National Archives and Records Administration, College Park, Md.
With the intensification of the Allied air war against German industrial and military enterprises after 1943, the German Armaments Ministry and the SS agreed to accelerate construction of massive underground factories, using large numbers of conscripted laborers and concentration camp prisoners. Hundreds of satellite camps attached to major concentration camps were established throughout the German Reich in 1944 and 1945. Inmates were compelled to hollow out the sides of mountains or caves for immense systems of tunnels and factories that would be secure from Allied bombs. Those who survived these tasks were often used to build new weaponry, such as the Messerschmitt 262 (ME-262) jet-fighter or V-2 rockets.
In Bavaria, two major camp systems, Mühldorf and Kaufering, were set up as subcamps of the Dachau concentration camp. Its inmates provided the labor necessary to build subterranean facilities for fighter aircraft production in the Landsberg area. The region was chosen in part because of its favorable geological composition for the construction of mammoth underground installations, which were to be insulated by 9 to 15 feet thick concrete walls. To house the concentration camp prisoners, the SS created camps near the proposed industrial sites. At the Kaufering and Mühldorf camps, prisoners often slept in poorly heated and badly provisioned earthen huts, which were partially submerged in the soil and covered with earth to disguise them from the air. The larger of Kaufering's 11 camps each contained several thousand prisoners, the vast majority of whom were Jews. Disease, malnutrition, and the brutal conditions in the workplace and in the camps took its toll on the inmates, resulting in a high mortality rate.

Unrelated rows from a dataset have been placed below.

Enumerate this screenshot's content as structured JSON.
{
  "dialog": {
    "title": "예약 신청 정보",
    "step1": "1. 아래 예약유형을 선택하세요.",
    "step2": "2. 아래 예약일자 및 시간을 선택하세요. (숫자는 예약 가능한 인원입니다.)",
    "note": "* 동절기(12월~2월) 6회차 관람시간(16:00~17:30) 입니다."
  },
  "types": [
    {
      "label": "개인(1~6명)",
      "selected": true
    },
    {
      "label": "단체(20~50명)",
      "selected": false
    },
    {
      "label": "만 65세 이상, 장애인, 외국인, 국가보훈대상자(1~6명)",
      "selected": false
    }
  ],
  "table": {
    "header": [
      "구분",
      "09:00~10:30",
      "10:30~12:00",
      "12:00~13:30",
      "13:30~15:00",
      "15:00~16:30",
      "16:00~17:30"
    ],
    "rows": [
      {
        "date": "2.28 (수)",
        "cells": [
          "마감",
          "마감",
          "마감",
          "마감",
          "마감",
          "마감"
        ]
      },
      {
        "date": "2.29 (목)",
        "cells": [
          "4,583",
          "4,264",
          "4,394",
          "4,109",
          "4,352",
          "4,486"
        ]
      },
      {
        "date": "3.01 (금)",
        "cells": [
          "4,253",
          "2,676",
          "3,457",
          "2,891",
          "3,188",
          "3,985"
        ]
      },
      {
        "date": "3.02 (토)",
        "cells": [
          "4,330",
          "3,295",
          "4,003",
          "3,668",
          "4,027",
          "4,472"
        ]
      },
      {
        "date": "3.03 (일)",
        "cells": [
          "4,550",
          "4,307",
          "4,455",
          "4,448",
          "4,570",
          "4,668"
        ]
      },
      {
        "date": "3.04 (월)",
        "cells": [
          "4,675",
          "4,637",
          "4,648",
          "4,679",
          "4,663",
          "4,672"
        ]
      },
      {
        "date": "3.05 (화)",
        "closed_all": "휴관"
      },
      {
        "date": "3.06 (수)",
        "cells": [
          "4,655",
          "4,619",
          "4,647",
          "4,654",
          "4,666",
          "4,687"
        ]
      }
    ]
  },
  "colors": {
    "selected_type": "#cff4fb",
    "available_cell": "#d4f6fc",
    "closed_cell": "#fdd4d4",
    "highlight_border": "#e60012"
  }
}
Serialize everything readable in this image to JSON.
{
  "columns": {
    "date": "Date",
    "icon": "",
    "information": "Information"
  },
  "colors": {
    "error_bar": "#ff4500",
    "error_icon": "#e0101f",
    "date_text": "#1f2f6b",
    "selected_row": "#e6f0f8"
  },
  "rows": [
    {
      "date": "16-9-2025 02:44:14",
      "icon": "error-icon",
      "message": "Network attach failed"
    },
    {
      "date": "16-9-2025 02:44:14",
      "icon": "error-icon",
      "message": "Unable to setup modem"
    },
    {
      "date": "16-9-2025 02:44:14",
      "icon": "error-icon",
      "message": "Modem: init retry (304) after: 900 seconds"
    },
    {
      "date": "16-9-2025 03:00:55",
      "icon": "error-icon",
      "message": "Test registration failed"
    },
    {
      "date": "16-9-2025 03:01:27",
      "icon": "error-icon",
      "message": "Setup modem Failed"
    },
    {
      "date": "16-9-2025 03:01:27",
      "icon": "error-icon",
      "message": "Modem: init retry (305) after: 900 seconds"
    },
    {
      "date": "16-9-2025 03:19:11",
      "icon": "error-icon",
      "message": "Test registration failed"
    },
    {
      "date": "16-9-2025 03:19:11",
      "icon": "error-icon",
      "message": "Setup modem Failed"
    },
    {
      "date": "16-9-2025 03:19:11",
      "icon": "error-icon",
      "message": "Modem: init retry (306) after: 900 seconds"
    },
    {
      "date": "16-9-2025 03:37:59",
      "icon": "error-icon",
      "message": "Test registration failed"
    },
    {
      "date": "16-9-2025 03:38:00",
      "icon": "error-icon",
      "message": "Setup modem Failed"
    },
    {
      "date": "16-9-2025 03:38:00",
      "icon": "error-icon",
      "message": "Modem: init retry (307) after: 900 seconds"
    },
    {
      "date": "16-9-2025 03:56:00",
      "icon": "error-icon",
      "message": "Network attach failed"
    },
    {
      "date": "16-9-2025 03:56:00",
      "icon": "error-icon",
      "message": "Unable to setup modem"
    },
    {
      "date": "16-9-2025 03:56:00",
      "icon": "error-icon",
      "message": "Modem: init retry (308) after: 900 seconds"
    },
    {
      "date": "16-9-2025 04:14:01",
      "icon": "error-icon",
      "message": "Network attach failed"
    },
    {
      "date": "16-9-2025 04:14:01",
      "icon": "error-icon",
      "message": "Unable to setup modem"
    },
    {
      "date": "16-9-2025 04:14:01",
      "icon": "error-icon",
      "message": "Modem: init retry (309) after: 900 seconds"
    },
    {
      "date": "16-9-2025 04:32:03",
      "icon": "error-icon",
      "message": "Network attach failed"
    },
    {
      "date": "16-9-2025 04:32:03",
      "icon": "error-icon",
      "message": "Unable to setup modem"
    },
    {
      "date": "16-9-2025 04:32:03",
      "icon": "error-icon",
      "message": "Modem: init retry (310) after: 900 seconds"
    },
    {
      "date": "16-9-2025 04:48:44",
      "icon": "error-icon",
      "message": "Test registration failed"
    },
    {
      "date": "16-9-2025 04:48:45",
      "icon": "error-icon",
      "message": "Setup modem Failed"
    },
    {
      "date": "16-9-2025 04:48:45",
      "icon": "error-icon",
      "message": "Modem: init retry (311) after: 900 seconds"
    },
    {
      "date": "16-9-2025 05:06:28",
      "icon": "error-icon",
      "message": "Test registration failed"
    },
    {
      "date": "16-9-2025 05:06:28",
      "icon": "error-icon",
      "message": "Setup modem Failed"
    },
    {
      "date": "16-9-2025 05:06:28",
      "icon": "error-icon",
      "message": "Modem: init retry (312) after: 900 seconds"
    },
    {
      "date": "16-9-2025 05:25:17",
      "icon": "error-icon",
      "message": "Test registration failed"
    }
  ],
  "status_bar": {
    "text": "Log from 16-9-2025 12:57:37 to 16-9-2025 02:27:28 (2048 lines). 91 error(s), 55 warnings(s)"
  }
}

As US armed forces approached the Kaufering complex in late April 1945, the SS began evacuating the camps, sending the prisoners on death marches in the direction of Dachau. Those inmates who could not keep up were often shot or beaten to death by the guards. At Kaufering IV, the SS set fire to the barracks killing hundreds of prisoners who were too ill or weak to move.
Edith Raim, “Unternehmen Ringeltaube” Dachaus Aussenlagerkomplex Kaufering, Dachauer Hefte, Heft 5: Die vergessene Lager, 193–213.
Edith Raim, Die Dachauer KZ-Aussenkommandos Kaufering und Mühldorf Rüstungsbauten und Zwangsarbeit im letzten Kriegsjahr 1944/45, (Landsberg am Lech: Martin Neumeyer, 1992)